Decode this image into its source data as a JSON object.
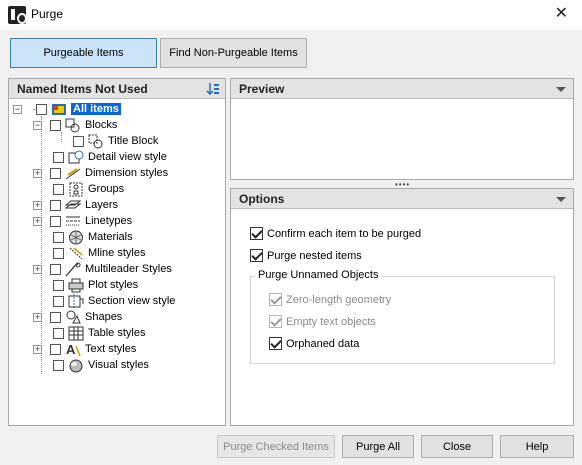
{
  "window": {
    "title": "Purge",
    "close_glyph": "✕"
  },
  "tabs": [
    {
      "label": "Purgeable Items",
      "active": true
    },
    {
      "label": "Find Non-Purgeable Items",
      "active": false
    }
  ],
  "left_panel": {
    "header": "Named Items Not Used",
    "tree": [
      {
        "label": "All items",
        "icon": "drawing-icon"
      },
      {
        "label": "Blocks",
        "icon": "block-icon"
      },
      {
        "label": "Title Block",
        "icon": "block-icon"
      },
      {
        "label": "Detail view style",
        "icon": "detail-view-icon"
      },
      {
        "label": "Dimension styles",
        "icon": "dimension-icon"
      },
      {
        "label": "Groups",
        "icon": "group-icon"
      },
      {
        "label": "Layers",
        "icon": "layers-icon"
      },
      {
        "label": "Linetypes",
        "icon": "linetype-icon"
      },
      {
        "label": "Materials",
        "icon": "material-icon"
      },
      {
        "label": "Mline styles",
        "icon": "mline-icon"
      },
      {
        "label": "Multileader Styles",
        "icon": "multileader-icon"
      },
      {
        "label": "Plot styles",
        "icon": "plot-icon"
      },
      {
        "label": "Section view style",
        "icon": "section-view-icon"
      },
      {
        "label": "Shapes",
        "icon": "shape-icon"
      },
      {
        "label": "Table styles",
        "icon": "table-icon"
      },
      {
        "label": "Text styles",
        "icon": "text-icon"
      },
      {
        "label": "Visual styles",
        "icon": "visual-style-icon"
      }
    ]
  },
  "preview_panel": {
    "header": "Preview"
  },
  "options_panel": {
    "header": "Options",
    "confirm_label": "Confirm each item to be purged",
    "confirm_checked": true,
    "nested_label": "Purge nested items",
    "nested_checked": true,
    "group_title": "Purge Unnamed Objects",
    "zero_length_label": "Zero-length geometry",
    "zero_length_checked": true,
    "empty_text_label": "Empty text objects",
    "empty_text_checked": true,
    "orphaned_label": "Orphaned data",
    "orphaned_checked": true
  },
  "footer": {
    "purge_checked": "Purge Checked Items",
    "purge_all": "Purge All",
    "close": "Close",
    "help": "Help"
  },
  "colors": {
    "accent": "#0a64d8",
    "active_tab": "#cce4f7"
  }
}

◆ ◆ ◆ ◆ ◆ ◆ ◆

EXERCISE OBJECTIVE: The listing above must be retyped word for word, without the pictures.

RESULT:
Decode this image into its source data as a JSON object.
{
  "window": {
    "title": "Purge",
    "close_glyph": "✕"
  },
  "tabs": [
    {
      "label": "Purgeable Items",
      "active": true
    },
    {
      "label": "Find Non-Purgeable Items",
      "active": false
    }
  ],
  "left_panel": {
    "header": "Named Items Not Used",
    "tree": [
      {
        "label": "All items",
        "icon": "drawing-icon"
      },
      {
        "label": "Blocks",
        "icon": "block-icon"
      },
      {
        "label": "Title Block",
        "icon": "block-icon"
      },
      {
        "label": "Detail view style",
        "icon": "detail-view-icon"
      },
      {
        "label": "Dimension styles",
        "icon": "dimension-icon"
      },
      {
        "label": "Groups",
        "icon": "group-icon"
      },
      {
        "label": "Layers",
        "icon": "layers-icon"
      },
      {
        "label": "Linetypes",
        "icon": "linetype-icon"
      },
      {
        "label": "Materials",
        "icon": "material-icon"
      },
      {
        "label": "Mline styles",
        "icon": "mline-icon"
      },
      {
        "label": "Multileader Styles",
        "icon": "multileader-icon"
      },
      {
        "label": "Plot styles",
        "icon": "plot-icon"
      },
      {
        "label": "Section view style",
        "icon": "section-view-icon"
      },
      {
        "label": "Shapes",
        "icon": "shape-icon"
      },
      {
        "label": "Table styles",
        "icon": "table-icon"
      },
      {
        "label": "Text styles",
        "icon": "text-icon"
      },
      {
        "label": "Visual styles",
        "icon": "visual-style-icon"
      }
    ]
  },
  "preview_panel": {
    "header": "Preview"
  },
  "options_panel": {
    "header": "Options",
    "confirm_label": "Confirm each item to be purged",
    "confirm_checked": true,
    "nested_label": "Purge nested items",
    "nested_checked": true,
    "group_title": "Purge Unnamed Objects",
    "zero_length_label": "Zero-length geometry",
    "zero_length_checked": true,
    "empty_text_label": "Empty text objects",
    "empty_text_checked": true,
    "orphaned_label": "Orphaned data",
    "orphaned_checked": true
  },
  "footer": {
    "purge_checked": "Purge Checked Items",
    "purge_all": "Purge All",
    "close": "Close",
    "help": "Help"
  },
  "colors": {
    "accent": "#0a64d8",
    "active_tab": "#cce4f7"
  }
}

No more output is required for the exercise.